In tight quarters, six tourists from
entirely different parts of the world sit quietly watching frothy waves roll past the boat. We move forward, making calculated turns. All crew members help the captain keep the directional stability of the vessel constant. I peek through the windows. The captain is steering the boat into the squall. Counterintuitively, the captain engages the wind, preserving the fuel by working within the peripheral effects of the squall. He knows the territory. He knows where the real danger is below the waves. He is aware of the point of safe return.
In the small space below, facing our own tolerance for uncertainty, common human emotions spill out: doubt, condemnation, hubris, fear. There is a question of capable governance of the boat. As we observe the scenery gone wrong, three of my colleagues speak up and say what usually is shared in small whispers to the wind itself:
“The captain should’ve warned us there could be a squall! He wanted the fee and is not invested in us.”
“We are scholars, not average tourists! I have some nautical training. History is littered with stories of ocean wrecks by a captain like this one!”
“Lighthouses mark dangerous coastlines, hazardous reefs, rocks and safe entries to harbors, or they used to. This one is useless! He will probably run us into the rock we came to see!”
I observe those who remain quiet, rolling their eyes at the commentary. Me? I am praying, watching. As the captain steers us into the squall, the boat cuts through the waves like a knife, using wind to propel us; adequate modifications to keep us safe.
We move forward trusting the experience of our captain, potentially traveling outside the margins of a safe perimeter, avoiding jagged rocks and reefs he is aware of. There is a stream of calm in the middle of the squall: the captain’s grace. It isn’t academia we need; it is intuition. It isn’t extraordinary research in nautical travel we need; it is the memory of the terrain by a seasoned traveler.
As quickly as the squall arrived, it disappears. The cloudy skies no longer a threat, the captain invites us to step back outside and view the lighthouse, the rock it is built on is visible and impressive. I look at the fragmented group. Only three of us have returned to deck, while three remain below. The captain walks among us, nods, and when I thank him, he shakes his head.
“Story of life: calm passage, sudden chaos. Ocean of life no different,” he says, pointing at colleagues below deck. “Never be a squall in another’s life. Can’t travel alone, so don’t judge travelers ahead.” He shakes his head. “You can’t change the wind, so adjust your sails. Story of life.”
As we travel farther away from the memory of Eden, our need for justice increases, because in this story experiential learning becomes increasingly difficult. For humanity, the point of safe return was determined at the cross by the most benevolent act of all: “For God so loved the world that he gave his one and only Son, that whoever believes in him shall not perish but have eternal life” (John 3:16).
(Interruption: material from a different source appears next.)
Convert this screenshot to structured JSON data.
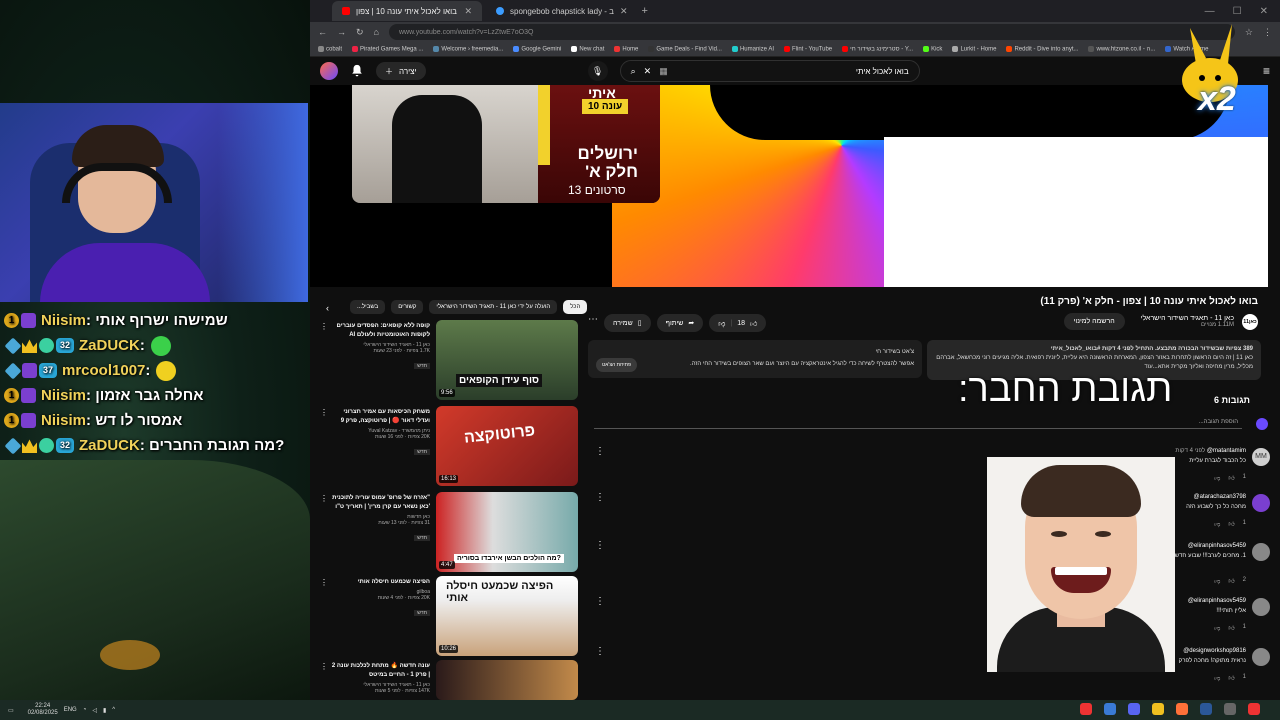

The unknown, unexpected, the unrecognizable, are all experiences that remain in the shadow of the cross. They have been conquered before we even try to engage in them. What is left for us are choices. The point of safe return is outside the margins of human accomplishments; in God’s hand.
Even with a constant catalyst, there remains a necessity to shape our character to recognize the risks, wind, lack of spiritual fuel, wisdom to travel in chaos, empathy to recognize past wreckages of others and of our own! Pray to journey in wisdom but assert unquestionable faith to move forward in unknown distance. For now, the story continues.
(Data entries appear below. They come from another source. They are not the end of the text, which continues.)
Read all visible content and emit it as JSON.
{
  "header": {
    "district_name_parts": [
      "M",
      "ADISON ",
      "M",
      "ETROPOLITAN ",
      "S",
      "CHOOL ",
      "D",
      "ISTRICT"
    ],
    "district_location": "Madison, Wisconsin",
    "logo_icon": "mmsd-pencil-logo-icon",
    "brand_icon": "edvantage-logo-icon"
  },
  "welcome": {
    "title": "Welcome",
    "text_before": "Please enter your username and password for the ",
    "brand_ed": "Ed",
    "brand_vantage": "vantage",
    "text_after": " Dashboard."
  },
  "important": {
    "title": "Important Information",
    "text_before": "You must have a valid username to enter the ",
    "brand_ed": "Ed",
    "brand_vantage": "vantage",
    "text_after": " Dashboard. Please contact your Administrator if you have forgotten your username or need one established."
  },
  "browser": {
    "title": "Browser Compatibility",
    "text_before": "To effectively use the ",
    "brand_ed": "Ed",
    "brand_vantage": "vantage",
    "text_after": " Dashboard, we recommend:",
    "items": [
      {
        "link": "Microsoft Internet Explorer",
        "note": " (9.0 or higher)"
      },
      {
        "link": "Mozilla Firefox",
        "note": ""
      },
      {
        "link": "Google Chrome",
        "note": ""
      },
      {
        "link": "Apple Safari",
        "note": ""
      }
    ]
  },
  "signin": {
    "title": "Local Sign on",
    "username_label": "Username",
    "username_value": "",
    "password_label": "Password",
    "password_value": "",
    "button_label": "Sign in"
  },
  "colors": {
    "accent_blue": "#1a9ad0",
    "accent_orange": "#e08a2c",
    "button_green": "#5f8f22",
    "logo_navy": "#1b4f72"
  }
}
* Ellen G. White, The Story of Redemption (Washington, D.C.: Review and Herald Pub. Assn., 1947), p. 19.
Dixil Rodríguez writes from Ohio.